With the passing of J.K. Galbraith it is perhaps apt to remind ourselves that one of his key ideas – that advertising or marketing efforts can create demands that need not positively enhance consumption possibilities – is alive and well. Marketing efforts can reflect corporate interests that can harm or seriously deceive consumers. This can be particularly so for pharmaceuticals.
New Scientist (15/4/06) (subscription required) discusses the case of pharmaceutical companies, like Eli Lilly, either attempting to alert consumers to the possibility that they suffer from bipolar disorder or, possibly, disease-mongering by selling people on the idea that they have a disease, even though they may not, and then selling drugs to treat it. The advertising they do conduct encourages people to see any variation from an even emotional keel as signs of an illness that requires treatment using ‘mood stabiliser’ drugs.
The incidence of bipolar disorders in the US population has grown from 0.1% to 5% of population since 1980. The various drugs used to treat these disorders are expensive and prescribed for sustained long-term use. Moreover, the psychiatrist David Healy, in an expanded version of the NewScientist paper here, argues that use of ‘mood stabilisers’ is not evidence-based and has harmful effects on suicide rates – more than doubling them among manic-depressives. Despite the dubious evidence on their effectiveness and findings that they may cause harm, these drugs are increasingly being prescribed for children.
The online open access PLOS Medicine Journal has a web page here discussing how corporations create diseases in order to sell expensive drugs. This includes the Healy paper and papers on the medicalisation of a number of other non-medical conditions, such as Attention Deficit Hyperactivity Disorder (ADHD). This raises serious issues in Australia where rates of diagnosis and treatment for ADHD differ dramatically between states and territories. If a child with ADHD lives in NSW or Queensland, he or she is 5 times more likely to be diagnosed than a Victorian child.
There has been a 20-fold increase in prescriptions for psychostimulant medication in the last 10 years in Australia. In addition the 300,000 scrips now written annually are not being shared evenly either among different regions. If a child with ADHD lives in WA, they are 5 times more likely to be treated with medication than a Victorian child, 4 times more likely than a Queensland child and 3 times more likely than one from NSW. It is difficult to understand why ADHD incidence and the need for medication should be determined by geography?

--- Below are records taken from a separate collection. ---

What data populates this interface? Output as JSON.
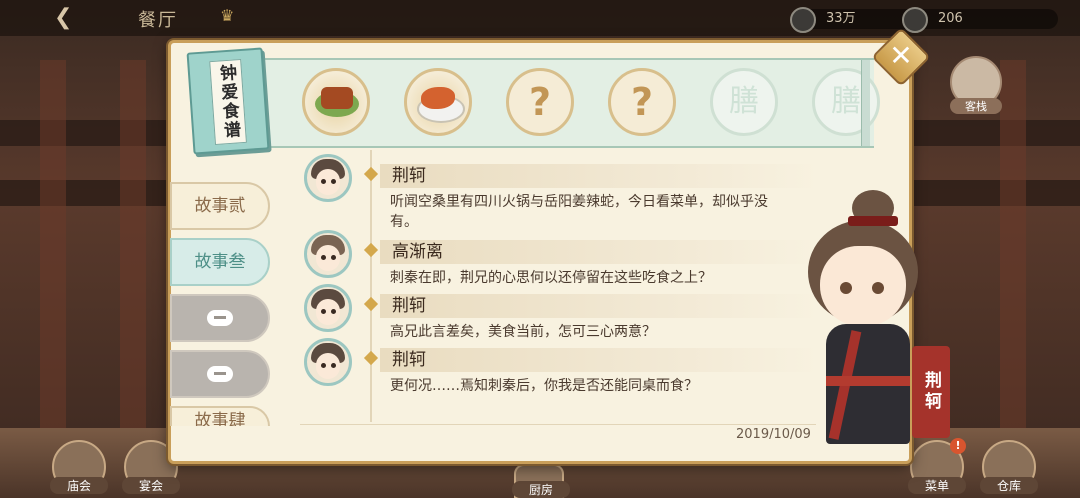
{
  "topbar": {
    "title": "餐厅",
    "currency": {
      "value": "33万"
    },
    "gems": {
      "value": "206"
    }
  },
  "side": {
    "guest_label": "客栈"
  },
  "bottom": {
    "left1_label": "庙会",
    "left2_label": "宴会",
    "center_label": "厨房",
    "right1_label": "菜单",
    "right2_label": "仓库",
    "right1_badge": "!"
  },
  "book": {
    "label": "钟爱食谱"
  },
  "dishes": [
    {
      "state": "food",
      "icon": "braised-meat-dish-icon"
    },
    {
      "state": "food",
      "icon": "fish-dish-icon"
    },
    {
      "state": "unknown",
      "mark": "?"
    },
    {
      "state": "unknown",
      "mark": "?"
    },
    {
      "state": "locked",
      "mark": "膳"
    },
    {
      "state": "locked",
      "mark": "膳"
    }
  ],
  "tabs": [
    {
      "label": "故事贰"
    },
    {
      "label": "故事叁"
    },
    {
      "label": ""
    },
    {
      "label": ""
    },
    {
      "label": "故事肆"
    }
  ],
  "dialogue": [
    {
      "name": "荆轲",
      "text": "听闻空桑里有四川火锅与岳阳姜辣蛇，今日看菜单，却似乎没有。"
    },
    {
      "name": "高渐离",
      "text": "刺秦在即，荆兄的心思何以还停留在这些吃食之上？"
    },
    {
      "name": "荆轲",
      "text": "高兄此言差矣，美食当前，怎可三心两意？"
    },
    {
      "name": "荆轲",
      "text": "更何况……焉知刺秦后，你我是否还能同桌而食？"
    }
  ],
  "date": "2019/10/09",
  "character": {
    "name": "荆轲"
  },
  "close": {
    "symbol": "✕"
  },
  "colors": {
    "accent": "#c99f5a",
    "teal": "#9fd3cb",
    "banner": "#a5332b"
  }
}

These are strong claims and raise important regulatory issues. If disease-mongering is as rife as these reports suggest, public health regulators have not been doing their job.
Update 1: Business Week survey’s ‘disease mongering’ here.